The number usually relates to an advantage measured in Pawns. Everything else in a position might be equal but you might have a Rook on the 7th rank, something an engine MIGHT regard as an advantage equivalent to being 2.5 pawns up. The number displayed might then be 2.5 to signify this.
If we take the same position and say that you have that rook on the 7th, but you sacrificed a pawn in order to get it, putting you a pawn behind, the engine might evaluate the advantage as 1.5 pawns up. The given score is thus an aggregate of not just the material imbalance but all the positional factors which that engine can evaluate.
There is another detail - most engines assign negative values for an advantage to black and positive for white.

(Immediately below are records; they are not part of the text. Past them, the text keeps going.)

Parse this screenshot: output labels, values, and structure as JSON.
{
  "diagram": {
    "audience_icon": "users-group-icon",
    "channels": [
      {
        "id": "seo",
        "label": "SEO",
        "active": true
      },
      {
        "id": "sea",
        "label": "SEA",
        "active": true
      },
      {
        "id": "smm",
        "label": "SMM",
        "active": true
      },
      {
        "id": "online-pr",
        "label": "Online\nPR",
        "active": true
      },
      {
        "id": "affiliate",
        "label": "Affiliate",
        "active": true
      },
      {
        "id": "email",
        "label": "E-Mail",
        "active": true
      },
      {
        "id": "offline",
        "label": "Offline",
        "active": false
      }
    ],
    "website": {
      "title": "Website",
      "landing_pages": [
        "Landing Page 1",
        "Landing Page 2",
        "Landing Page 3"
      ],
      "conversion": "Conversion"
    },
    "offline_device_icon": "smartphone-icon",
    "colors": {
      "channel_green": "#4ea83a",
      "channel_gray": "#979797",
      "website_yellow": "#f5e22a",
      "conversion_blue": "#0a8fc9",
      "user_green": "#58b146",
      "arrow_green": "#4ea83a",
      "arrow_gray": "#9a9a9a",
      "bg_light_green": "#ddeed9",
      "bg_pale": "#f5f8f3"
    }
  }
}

So a score of -2.5 means that Black has an advantage equivalent to being 2.5 pawns up. A score of 2.5 means the same advantage to White.
A score of 0.00 signifies that the engine thinks the position is dead equal. We could use a shorthand symbol '=' to indicate this 'balance'. An engine might use a '+=' to signify that the advantage has swung in Whites favour, and '=+' the same for Black. Fritz does this in it's annotations (if i remember right.) A winning advantage is shown as a heavier inbalance such as '++=' or '=++'.
Other numbers in engine analysis usually relate to the depth (how many moves deep it's looked into a position) or the time it's taken to arrive at an evaluation.